Description of the task:
I'd ask you to write out the lines below exactly, with no images.

Provided information:
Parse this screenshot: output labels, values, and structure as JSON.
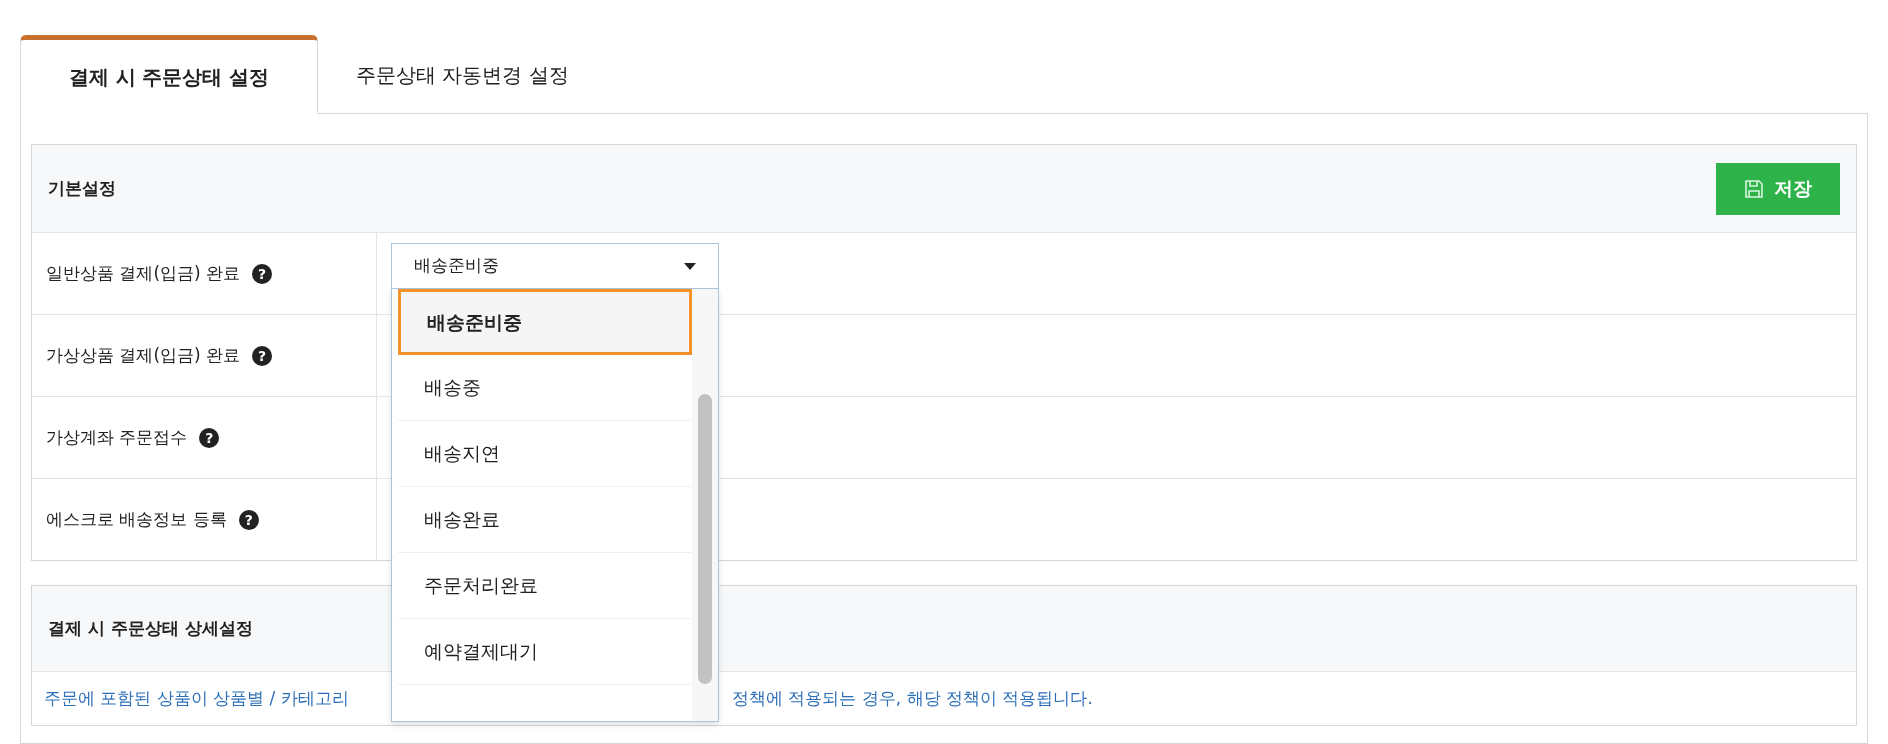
{
  "tabs": [
    {
      "label": "결제 시 주문상태 설정",
      "selected": true
    },
    {
      "label": "주문상태 자동변경 설정",
      "selected": false
    }
  ],
  "basic_panel": {
    "title": "기본설정",
    "save_button": "저장",
    "rows": [
      {
        "label": "일반상품 결제(입금) 완료",
        "help": "?",
        "value": "배송준비중",
        "expanded": true
      },
      {
        "label": "가상상품 결제(입금) 완료",
        "help": "?"
      },
      {
        "label": "가상계좌 주문접수",
        "help": "?"
      },
      {
        "label": "에스크로 배송정보 등록",
        "help": "?"
      }
    ]
  },
  "dropdown_options": [
    {
      "label": "배송준비중",
      "selected": true
    },
    {
      "label": "배송중",
      "selected": false
    },
    {
      "label": "배송지연",
      "selected": false
    },
    {
      "label": "배송완료",
      "selected": false
    },
    {
      "label": "주문처리완료",
      "selected": false
    },
    {
      "label": "예약결제대기",
      "selected": false
    }
  ],
  "detail_panel": {
    "title": "결제 시 주문상태 상세설정",
    "note_left": "주문에 포함된 상품이 상품별 / 카테고리",
    "note_right": "정책에 적용되는 경우, 해당 정책이 적용됩니다."
  }
}
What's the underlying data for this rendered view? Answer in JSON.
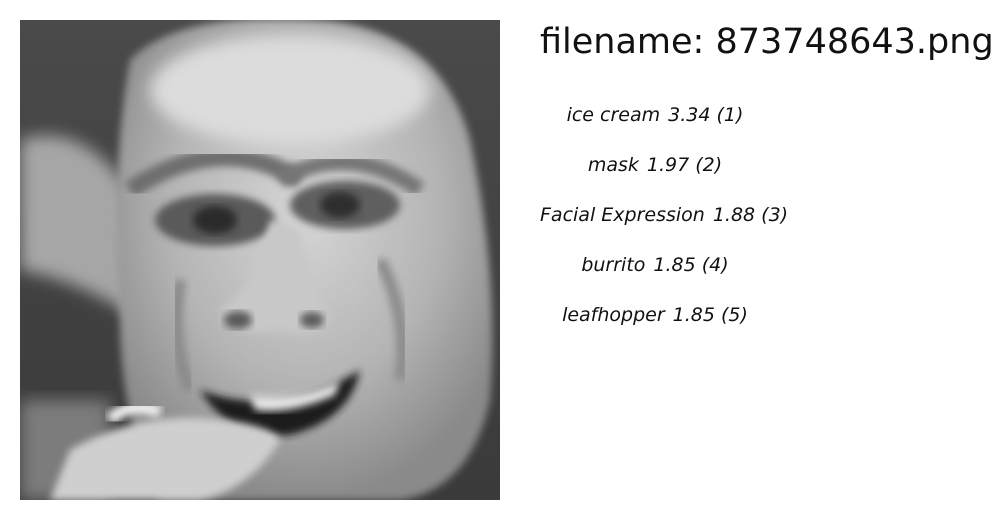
{
  "image": {
    "subject": "face-photo"
  },
  "filename": {
    "prefix": "filename:",
    "value": "873748643.png"
  },
  "predictions": [
    {
      "label": "ice cream",
      "score": "3.34",
      "rank": "(1)"
    },
    {
      "label": "mask",
      "score": "1.97",
      "rank": "(2)"
    },
    {
      "label": "Facial Expression",
      "score": "1.88",
      "rank": "(3)"
    },
    {
      "label": "burrito",
      "score": "1.85",
      "rank": "(4)"
    },
    {
      "label": "leafhopper",
      "score": "1.85",
      "rank": "(5)"
    }
  ]
}
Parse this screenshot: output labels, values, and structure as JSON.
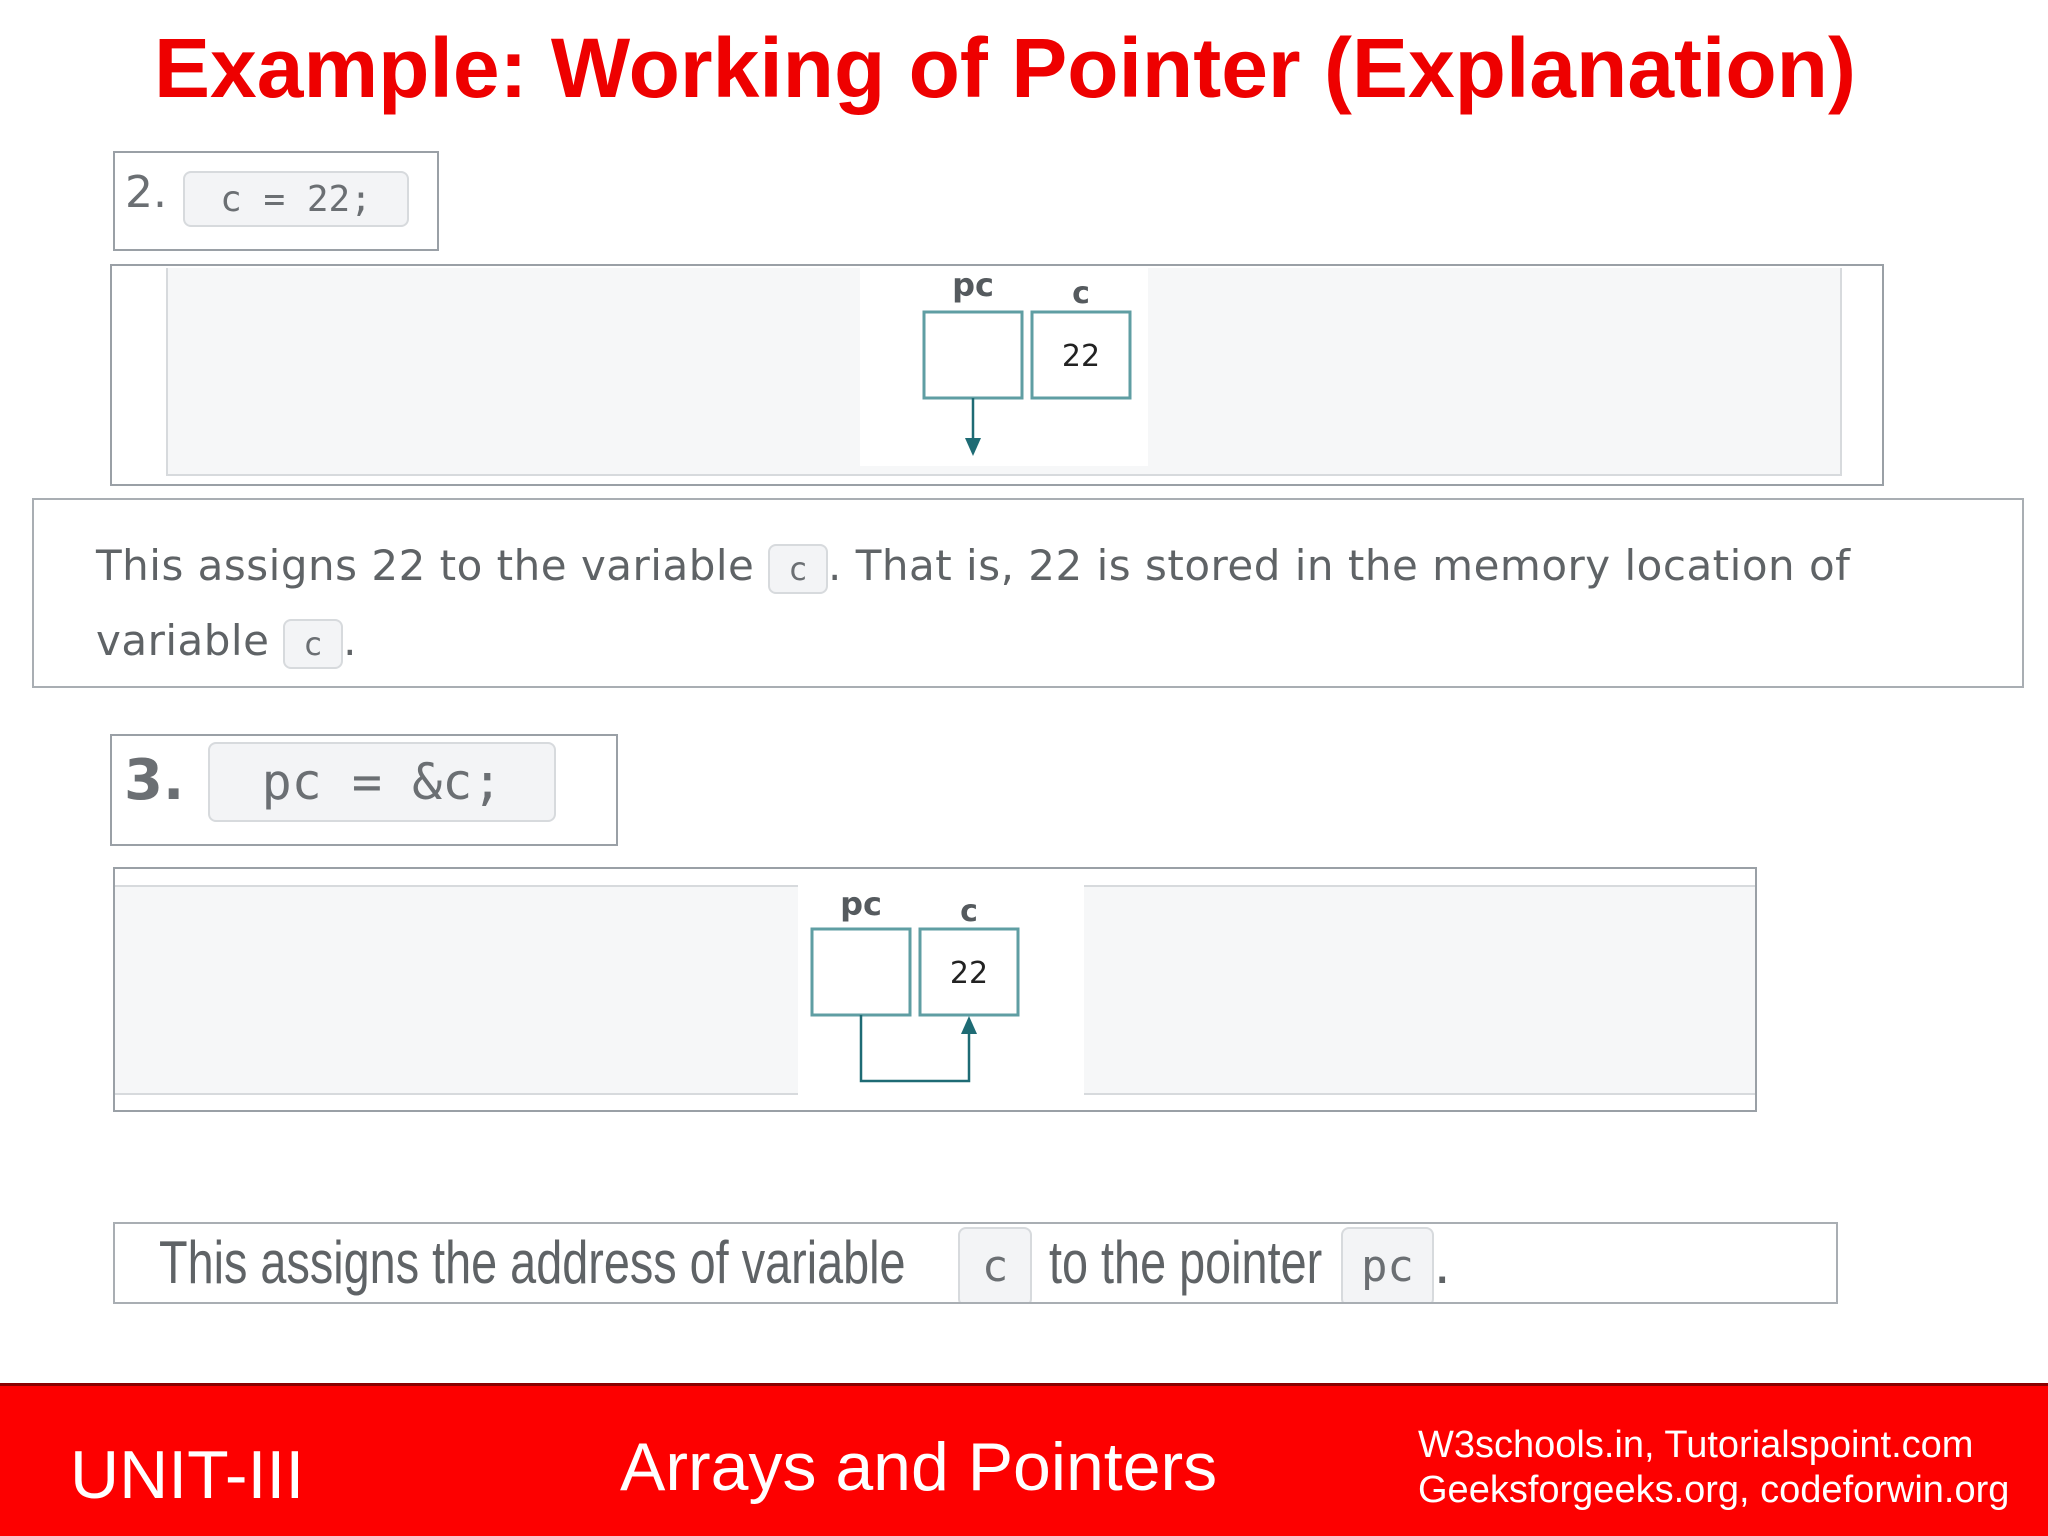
{
  "title": "Example: Working of  Pointer (Explanation)",
  "step2": {
    "number": "2.",
    "code": "c = 22;",
    "diagram": {
      "pointer_label": "pc",
      "var_label": "c",
      "var_value": "22"
    },
    "explanation": {
      "part1": "This assigns 22 to the variable",
      "chip1": "c",
      "part2": ". That is, 22 is stored in the memory location of",
      "part3": "variable",
      "chip2": "c",
      "part4": "."
    }
  },
  "step3": {
    "number": "3.",
    "code": "pc = &c;",
    "diagram": {
      "pointer_label": "pc",
      "var_label": "c",
      "var_value": "22"
    },
    "explanation": {
      "part1": "This assigns the address of variable",
      "chip1": "c",
      "part2": "to the pointer",
      "chip2": "pc",
      "part3": "."
    }
  },
  "footer": {
    "unit": "UNIT-III",
    "topic": "Arrays and Pointers",
    "sources_line1": "W3schools.in, Tutorialspoint.com",
    "sources_line2": "Geeksforgeeks.org, codeforwin.org"
  },
  "colors": {
    "title": "#ee0000",
    "footer_bg": "#fd0000",
    "diagram_teal": "#1e6b74"
  }
}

Task result:
Parse this screenshot: output labels, values, and structure as JSON.
{
  "tabs": [
    {
      "label": "결제 시 주문상태 설정",
      "selected": true
    },
    {
      "label": "주문상태 자동변경 설정",
      "selected": false
    }
  ],
  "basic_panel": {
    "title": "기본설정",
    "save_button": "저장",
    "rows": [
      {
        "label": "일반상품 결제(입금) 완료",
        "help": "?",
        "value": "배송준비중",
        "expanded": true
      },
      {
        "label": "가상상품 결제(입금) 완료",
        "help": "?"
      },
      {
        "label": "가상계좌 주문접수",
        "help": "?"
      },
      {
        "label": "에스크로 배송정보 등록",
        "help": "?"
      }
    ]
  },
  "dropdown_options": [
    {
      "label": "배송준비중",
      "selected": true
    },
    {
      "label": "배송중",
      "selected": false
    },
    {
      "label": "배송지연",
      "selected": false
    },
    {
      "label": "배송완료",
      "selected": false
    },
    {
      "label": "주문처리완료",
      "selected": false
    },
    {
      "label": "예약결제대기",
      "selected": false
    }
  ],
  "detail_panel": {
    "title": "결제 시 주문상태 상세설정",
    "note_left": "주문에 포함된 상품이 상품별 / 카테고리",
    "note_right": "정책에 적용되는 경우, 해당 정책이 적용됩니다."
  }
}
What's the underlying data for this rendered view? Answer in JSON.
{
  "image": {
    "subject": "face-photo"
  },
  "filename": {
    "prefix": "filename:",
    "value": "873748643.png"
  },
  "predictions": [
    {
      "label": "ice cream",
      "score": "3.34",
      "rank": "(1)"
    },
    {
      "label": "mask",
      "score": "1.97",
      "rank": "(2)"
    },
    {
      "label": "Facial Expression",
      "score": "1.88",
      "rank": "(3)"
    },
    {
      "label": "burrito",
      "score": "1.85",
      "rank": "(4)"
    },
    {
      "label": "leafhopper",
      "score": "1.85",
      "rank": "(5)"
    }
  ]
}
Parse this screenshot: output labels, values, and structure as JSON.
{
  "title": "Example: Working of  Pointer (Explanation)",
  "step2": {
    "number": "2.",
    "code": "c = 22;",
    "diagram": {
      "pointer_label": "pc",
      "var_label": "c",
      "var_value": "22"
    },
    "explanation": {
      "part1": "This assigns 22 to the variable",
      "chip1": "c",
      "part2": ". That is, 22 is stored in the memory location of",
      "part3": "variable",
      "chip2": "c",
      "part4": "."
    }
  },
  "step3": {
    "number": "3.",
    "code": "pc = &c;",
    "diagram": {
      "pointer_label": "pc",
      "var_label": "c",
      "var_value": "22"
    },
    "explanation": {
      "part1": "This assigns the address of variable",
      "chip1": "c",
      "part2": "to the pointer",
      "chip2": "pc",
      "part3": "."
    }
  },
  "footer": {
    "unit": "UNIT-III",
    "topic": "Arrays and Pointers",
    "sources_line1": "W3schools.in, Tutorialspoint.com",
    "sources_line2": "Geeksforgeeks.org, codeforwin.org"
  },
  "colors": {
    "title": "#ee0000",
    "footer_bg": "#fd0000",
    "diagram_teal": "#1e6b74"
  }
}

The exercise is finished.